During this time, Indianapolis’s private-sector civic contributions have remained robust or even increased. This is partly because the city has always relied more on the private sector than other cities have. As previously noted, the zoo, for example, is a private-sector nonprofit, not a government entity. And it is the largest zoo in the country to receive no dedicated tax support.26

But the business community has taken on an increasing and disproportionate leadership role in the past two decades. The Central Indiana Corporate Partnership (CICP), an organization founded in 1999 to represent the city’s top corporations and the state’s major universities, has essentially assumed responsibility for all non-transactional economic development around industry clusters, in not just the Indianapolis metro region but the entire state. It has also become the state’s leading think tank, such as with its Indiana GPS27 series of reports commissioned from the American Enterprise Institute and the Brookings Institution. The Greater Indianapolis Chamber of Commerce handles transactional economic development, marketing, economic development strategy, and talent attraction initiatives for the region and Indianapolis. It also executes various programs on the city’s behalf.

Consolidating banks, utilities, and other companies has meant that roles previously occupied by local corporate chieftains are now held by what are essentially branch managers of corporations based elsewhere. The business and community landscape is also much more complex and diverse than it was in the 1980s. CICP alone has 65 board members. Achieving civic consensus was always a complex task. It is even more so in this environment. The days when the proverbial five white guys and one black guy could get in a room and set a general direction that everyone else would develop, refine, and eventually buy into are over. Despite these complexities and the large scope of responsibility the Indianapolis regional business community has assumed, it continues to execute well on the community’s behalf.

Yet while the business community is a powerful economic development actor everywhere, in Indianapolis it is now functioning too much for government. The public-private balance has tipped significantly toward the private sector.

Has Indianapolis Peaked?

There is a widespread sense in Indianapolis that the city’s civic-change engine has lost a step and is no longer as ambitious as it once was. “What’s the next sports strategy?” is a question commonly posed.
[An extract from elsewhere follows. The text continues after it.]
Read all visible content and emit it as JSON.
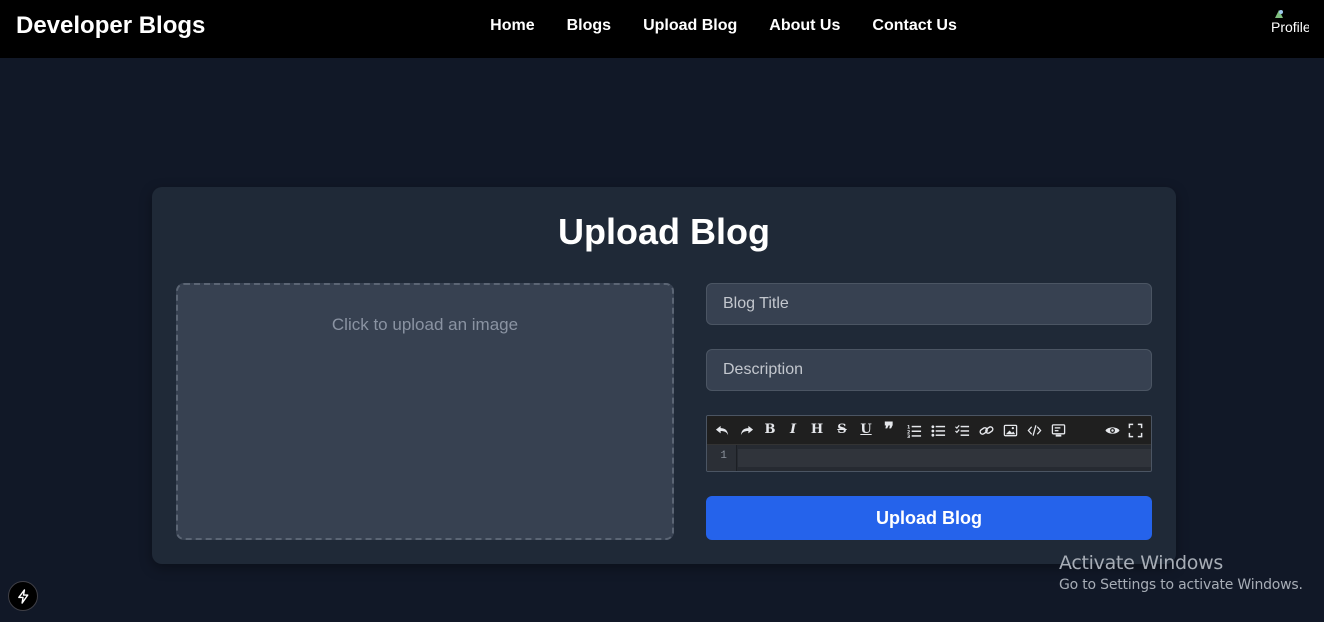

The loss of philanthropy as an enabler of transformational change, the tipping of the public-private balance too far toward the private sector, and a larger, more diverse, and more bureaucratic business community likely play a role in this.

Indianapolis remains a prosperous and growing city that is one of the best performers in the Midwest. Yet in a diverging world in which regions have been separating into winners and losers, Indianapolis needs to find a way to plant itself more firmly in the winner camp by becoming a bigger national, not just local and regional, destination.

Improving the appeal of cold weather cities remains outside its control. But Indianapolis can control finding a way to renew or reshape how civic change occurs by either strengthening government and restoring philanthropy as transformation enablers or changing its model entirely to become more explicitly private-sector centric, adjusting to a world in which government and philanthropy are no longer designed to be coequal players with the private sector. But whatever changes the city needs to make, it is fortunate to make them against the backdrop of a basically solid level of success. After 50 years of civic growth and change, Indianapolis remains and promises to stay a legitimately thriving major urban center in America.